● PROMPT
Which of the lines below include "icon"? Each one should be copied out.

○ ○ ○ ○

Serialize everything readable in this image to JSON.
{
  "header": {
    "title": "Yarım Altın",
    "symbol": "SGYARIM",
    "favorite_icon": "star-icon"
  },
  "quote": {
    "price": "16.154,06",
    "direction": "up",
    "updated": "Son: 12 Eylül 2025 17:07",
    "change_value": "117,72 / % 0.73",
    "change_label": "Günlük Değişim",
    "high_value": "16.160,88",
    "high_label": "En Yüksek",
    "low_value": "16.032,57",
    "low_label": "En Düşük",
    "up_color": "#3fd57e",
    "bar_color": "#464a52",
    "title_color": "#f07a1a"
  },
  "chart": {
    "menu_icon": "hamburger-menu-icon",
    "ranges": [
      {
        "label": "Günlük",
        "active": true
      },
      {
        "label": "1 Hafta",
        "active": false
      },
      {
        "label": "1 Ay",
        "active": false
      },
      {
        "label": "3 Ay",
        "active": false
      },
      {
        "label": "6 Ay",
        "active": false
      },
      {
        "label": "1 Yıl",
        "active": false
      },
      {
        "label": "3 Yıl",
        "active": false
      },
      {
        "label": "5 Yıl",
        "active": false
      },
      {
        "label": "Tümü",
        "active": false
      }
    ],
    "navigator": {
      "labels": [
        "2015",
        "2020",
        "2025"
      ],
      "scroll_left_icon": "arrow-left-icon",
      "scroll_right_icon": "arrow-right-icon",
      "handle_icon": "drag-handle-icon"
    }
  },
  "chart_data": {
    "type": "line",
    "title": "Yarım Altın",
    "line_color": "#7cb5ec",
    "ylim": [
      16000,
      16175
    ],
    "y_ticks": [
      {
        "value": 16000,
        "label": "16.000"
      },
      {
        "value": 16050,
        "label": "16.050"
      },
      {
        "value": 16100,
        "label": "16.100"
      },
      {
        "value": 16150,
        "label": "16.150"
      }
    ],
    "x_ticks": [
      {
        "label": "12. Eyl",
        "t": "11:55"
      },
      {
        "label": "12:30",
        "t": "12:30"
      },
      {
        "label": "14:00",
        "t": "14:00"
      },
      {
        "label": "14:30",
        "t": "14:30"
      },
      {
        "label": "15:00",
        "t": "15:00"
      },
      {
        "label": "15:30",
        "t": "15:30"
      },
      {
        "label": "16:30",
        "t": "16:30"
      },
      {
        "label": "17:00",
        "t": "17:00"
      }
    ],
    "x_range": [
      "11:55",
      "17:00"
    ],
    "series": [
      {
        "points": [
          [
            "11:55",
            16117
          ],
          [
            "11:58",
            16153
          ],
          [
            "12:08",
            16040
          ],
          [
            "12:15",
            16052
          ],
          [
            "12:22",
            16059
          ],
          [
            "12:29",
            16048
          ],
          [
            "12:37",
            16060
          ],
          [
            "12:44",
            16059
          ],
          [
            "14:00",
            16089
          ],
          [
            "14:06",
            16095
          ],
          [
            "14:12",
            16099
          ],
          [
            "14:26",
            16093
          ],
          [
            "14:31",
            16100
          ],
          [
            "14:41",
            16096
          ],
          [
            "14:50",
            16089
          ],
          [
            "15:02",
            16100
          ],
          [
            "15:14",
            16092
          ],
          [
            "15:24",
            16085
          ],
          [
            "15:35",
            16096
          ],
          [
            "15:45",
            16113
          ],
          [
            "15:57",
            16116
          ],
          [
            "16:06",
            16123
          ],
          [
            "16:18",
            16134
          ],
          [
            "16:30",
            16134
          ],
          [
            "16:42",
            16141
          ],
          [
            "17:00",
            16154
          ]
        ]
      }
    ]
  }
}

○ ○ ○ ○

● RESPONSE AREA
    "favorite_icon": "star-icon"
    "menu_icon": "hamburger-menu-icon",
      "scroll_left_icon": "arrow-left-icon",
      "scroll_right_icon": "arrow-right-icon",
      "handle_icon": "drag-handle-icon"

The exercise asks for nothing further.